Ronen Maynard, the partner of one of the protesters suspected of assaulting Guetta, who was also arrested, said police violence was out of control, recounting: “They put us on a bus and suddenly I see my partner all bruised. Four maniac SWAT officers put him into a police van, after they arrested him and kept on beating him. On the bus they refused to give him medical treatment.” Maynard said his partner was taken to a hospital only two hours later, after they arrived at the police station. “There’s no way this guy hit a policeman,” he said. “The SWAT maniacs choked him and he tried to get loose.”
About 10,000 people protested in Jerusalem on Saturday, with another 1,000 protesting next to Netanyahu's private residence in Caesarea.
Protester Amotz Tokatly said the confrontation with Guetta occurred on Bezalel Street during a march to the residence. "There were some of us who started talking to the cops and told them to watch over us, but then all of a sudden the cops started throwing people into a nearby cafe, just like that they started pushing people. This officer just took the first person he saw and threw him to the floor for no reason." Guetta has said that he was punched in a separate incident.

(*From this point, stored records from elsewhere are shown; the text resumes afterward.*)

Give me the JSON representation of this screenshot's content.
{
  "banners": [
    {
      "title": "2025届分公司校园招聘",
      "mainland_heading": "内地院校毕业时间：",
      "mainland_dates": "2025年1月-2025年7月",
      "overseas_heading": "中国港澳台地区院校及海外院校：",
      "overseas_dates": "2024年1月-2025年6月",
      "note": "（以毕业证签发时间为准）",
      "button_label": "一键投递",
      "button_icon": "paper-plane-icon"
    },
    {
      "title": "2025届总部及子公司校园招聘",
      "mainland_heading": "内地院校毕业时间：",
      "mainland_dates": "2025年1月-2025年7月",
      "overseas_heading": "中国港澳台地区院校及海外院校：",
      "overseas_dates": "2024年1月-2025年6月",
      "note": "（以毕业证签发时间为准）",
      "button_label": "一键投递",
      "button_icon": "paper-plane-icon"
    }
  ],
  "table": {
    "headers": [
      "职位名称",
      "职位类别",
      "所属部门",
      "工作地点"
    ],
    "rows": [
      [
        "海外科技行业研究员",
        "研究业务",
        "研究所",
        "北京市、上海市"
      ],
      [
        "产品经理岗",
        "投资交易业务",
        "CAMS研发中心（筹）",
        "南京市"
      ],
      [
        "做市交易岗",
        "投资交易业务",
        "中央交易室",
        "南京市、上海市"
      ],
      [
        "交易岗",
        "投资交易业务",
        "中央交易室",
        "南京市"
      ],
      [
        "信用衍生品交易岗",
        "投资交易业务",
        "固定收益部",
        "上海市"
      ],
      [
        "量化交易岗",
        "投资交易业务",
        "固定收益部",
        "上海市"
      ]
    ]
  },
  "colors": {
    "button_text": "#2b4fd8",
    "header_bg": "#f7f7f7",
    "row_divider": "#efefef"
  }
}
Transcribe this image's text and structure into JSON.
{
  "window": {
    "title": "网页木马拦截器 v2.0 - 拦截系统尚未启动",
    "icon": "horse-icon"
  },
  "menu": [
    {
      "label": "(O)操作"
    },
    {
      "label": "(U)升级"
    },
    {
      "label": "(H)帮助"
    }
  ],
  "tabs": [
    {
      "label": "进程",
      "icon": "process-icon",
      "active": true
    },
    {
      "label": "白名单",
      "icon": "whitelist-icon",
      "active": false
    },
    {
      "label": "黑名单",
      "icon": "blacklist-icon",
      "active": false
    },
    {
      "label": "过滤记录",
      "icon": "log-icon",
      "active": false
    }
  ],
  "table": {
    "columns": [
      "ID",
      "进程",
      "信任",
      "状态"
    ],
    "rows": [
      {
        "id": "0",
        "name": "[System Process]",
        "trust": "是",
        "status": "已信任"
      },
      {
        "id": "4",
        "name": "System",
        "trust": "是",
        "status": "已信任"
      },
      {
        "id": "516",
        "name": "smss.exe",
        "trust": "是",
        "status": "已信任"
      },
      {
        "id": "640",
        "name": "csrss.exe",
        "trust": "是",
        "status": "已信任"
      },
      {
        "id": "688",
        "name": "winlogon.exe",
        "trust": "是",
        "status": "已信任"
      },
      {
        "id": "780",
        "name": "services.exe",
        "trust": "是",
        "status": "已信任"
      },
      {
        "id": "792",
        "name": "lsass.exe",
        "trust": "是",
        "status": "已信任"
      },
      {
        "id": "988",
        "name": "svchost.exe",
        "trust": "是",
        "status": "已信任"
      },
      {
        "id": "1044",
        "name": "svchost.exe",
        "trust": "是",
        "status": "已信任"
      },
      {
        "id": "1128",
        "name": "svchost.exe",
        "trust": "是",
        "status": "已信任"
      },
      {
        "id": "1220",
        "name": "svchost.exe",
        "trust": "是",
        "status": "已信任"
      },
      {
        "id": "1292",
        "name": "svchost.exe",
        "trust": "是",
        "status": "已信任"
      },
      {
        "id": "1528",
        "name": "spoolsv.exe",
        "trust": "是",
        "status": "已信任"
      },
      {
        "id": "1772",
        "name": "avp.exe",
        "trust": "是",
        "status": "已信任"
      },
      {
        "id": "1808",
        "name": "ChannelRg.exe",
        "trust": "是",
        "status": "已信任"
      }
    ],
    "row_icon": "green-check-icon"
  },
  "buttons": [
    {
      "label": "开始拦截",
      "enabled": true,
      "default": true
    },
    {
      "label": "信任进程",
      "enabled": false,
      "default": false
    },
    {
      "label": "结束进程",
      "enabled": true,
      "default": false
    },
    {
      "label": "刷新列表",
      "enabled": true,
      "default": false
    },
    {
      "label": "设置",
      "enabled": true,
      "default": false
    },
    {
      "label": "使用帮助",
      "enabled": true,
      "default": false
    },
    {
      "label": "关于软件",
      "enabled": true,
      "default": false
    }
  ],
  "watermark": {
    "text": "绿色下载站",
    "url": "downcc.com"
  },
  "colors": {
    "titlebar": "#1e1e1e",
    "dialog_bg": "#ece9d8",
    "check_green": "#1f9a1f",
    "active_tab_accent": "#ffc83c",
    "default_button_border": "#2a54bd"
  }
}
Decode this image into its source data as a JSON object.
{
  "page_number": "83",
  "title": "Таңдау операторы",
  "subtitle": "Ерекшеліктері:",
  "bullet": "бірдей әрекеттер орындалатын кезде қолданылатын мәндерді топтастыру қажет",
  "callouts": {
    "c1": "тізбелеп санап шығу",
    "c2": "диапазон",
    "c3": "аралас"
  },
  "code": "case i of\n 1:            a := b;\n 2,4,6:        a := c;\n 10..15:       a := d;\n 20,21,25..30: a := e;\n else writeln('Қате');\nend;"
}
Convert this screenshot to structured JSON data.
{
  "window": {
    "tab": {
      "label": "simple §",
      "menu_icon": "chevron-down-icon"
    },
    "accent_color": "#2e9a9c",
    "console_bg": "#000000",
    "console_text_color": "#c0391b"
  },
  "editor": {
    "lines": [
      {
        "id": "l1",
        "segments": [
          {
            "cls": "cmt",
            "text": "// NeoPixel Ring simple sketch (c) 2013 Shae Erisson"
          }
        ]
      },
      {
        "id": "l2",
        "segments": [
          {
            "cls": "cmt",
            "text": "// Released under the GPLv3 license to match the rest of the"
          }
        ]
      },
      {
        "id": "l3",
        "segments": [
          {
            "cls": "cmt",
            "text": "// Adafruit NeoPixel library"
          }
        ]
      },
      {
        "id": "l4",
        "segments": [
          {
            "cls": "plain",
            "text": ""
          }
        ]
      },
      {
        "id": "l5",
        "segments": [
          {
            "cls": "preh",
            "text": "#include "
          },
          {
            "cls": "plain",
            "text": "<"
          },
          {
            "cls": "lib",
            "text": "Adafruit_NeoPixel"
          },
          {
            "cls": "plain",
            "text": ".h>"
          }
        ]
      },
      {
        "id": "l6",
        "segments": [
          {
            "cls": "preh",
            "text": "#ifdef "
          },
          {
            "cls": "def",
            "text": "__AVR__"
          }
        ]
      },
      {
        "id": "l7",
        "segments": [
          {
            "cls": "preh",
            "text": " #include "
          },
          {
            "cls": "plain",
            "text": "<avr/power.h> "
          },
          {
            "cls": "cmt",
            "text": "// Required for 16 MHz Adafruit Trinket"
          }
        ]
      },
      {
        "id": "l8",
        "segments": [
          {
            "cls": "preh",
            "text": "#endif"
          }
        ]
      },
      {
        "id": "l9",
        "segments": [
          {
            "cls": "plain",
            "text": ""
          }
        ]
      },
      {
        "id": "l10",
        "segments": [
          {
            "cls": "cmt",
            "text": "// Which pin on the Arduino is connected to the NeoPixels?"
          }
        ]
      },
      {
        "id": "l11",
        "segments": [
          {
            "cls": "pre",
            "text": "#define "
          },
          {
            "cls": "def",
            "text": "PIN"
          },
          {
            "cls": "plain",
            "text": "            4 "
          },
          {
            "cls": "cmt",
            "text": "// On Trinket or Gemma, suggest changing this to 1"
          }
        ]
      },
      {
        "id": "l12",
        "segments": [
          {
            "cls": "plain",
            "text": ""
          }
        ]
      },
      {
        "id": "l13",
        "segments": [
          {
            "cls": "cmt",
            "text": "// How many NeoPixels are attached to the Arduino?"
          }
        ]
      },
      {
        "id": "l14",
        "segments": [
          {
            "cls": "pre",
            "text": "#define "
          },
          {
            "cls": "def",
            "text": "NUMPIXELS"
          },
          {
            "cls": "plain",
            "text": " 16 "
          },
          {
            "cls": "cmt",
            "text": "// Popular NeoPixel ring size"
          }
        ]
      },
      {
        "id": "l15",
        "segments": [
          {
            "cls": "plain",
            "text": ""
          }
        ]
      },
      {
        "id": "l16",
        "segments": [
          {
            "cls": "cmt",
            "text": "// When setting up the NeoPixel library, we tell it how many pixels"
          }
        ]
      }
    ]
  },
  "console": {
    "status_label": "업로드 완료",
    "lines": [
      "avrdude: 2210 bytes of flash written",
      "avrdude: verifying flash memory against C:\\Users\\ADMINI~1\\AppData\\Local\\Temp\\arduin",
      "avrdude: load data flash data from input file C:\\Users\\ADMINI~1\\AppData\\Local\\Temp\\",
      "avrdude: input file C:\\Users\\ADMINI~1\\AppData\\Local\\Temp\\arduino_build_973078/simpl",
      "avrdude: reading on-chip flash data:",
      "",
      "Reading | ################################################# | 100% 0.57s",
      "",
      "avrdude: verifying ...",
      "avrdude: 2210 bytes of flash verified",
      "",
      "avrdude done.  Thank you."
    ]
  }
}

Brig. Gen. Ofer Shomer, who is Gueta’s commanding officer, said: “In a preliminary probe I did with Gueta, he said he was attacked by two protesters. One of them punched him in the face and scratched him and took off his mask. He made an arrest and the matter will be examined."
Among the 30 people arrested on Saturday was Moshe Meron, a right-wing activist leading a pro-Netanyahu encampment near the residence in Jerusalem. In recent weeks, Meron has stood in front of the encampment holding a sign reading “leftist traitors.” On Saturday night, Meron exchanged words with anti-Netanyahu protesters. At some point, a few protesters allegedly began hitting Meron. A policeman at the scene then detained Meron and demanded that he move his protest to the area designated for protesters in support of the prime minister. He was arrested when he refused to move. Before he could be released, he was asked to sign a document stating that he would be banned from the area near the residence for a month. Meron refused, and on Sunday the court ruled that he could only protest in the area of the right-wing encampment.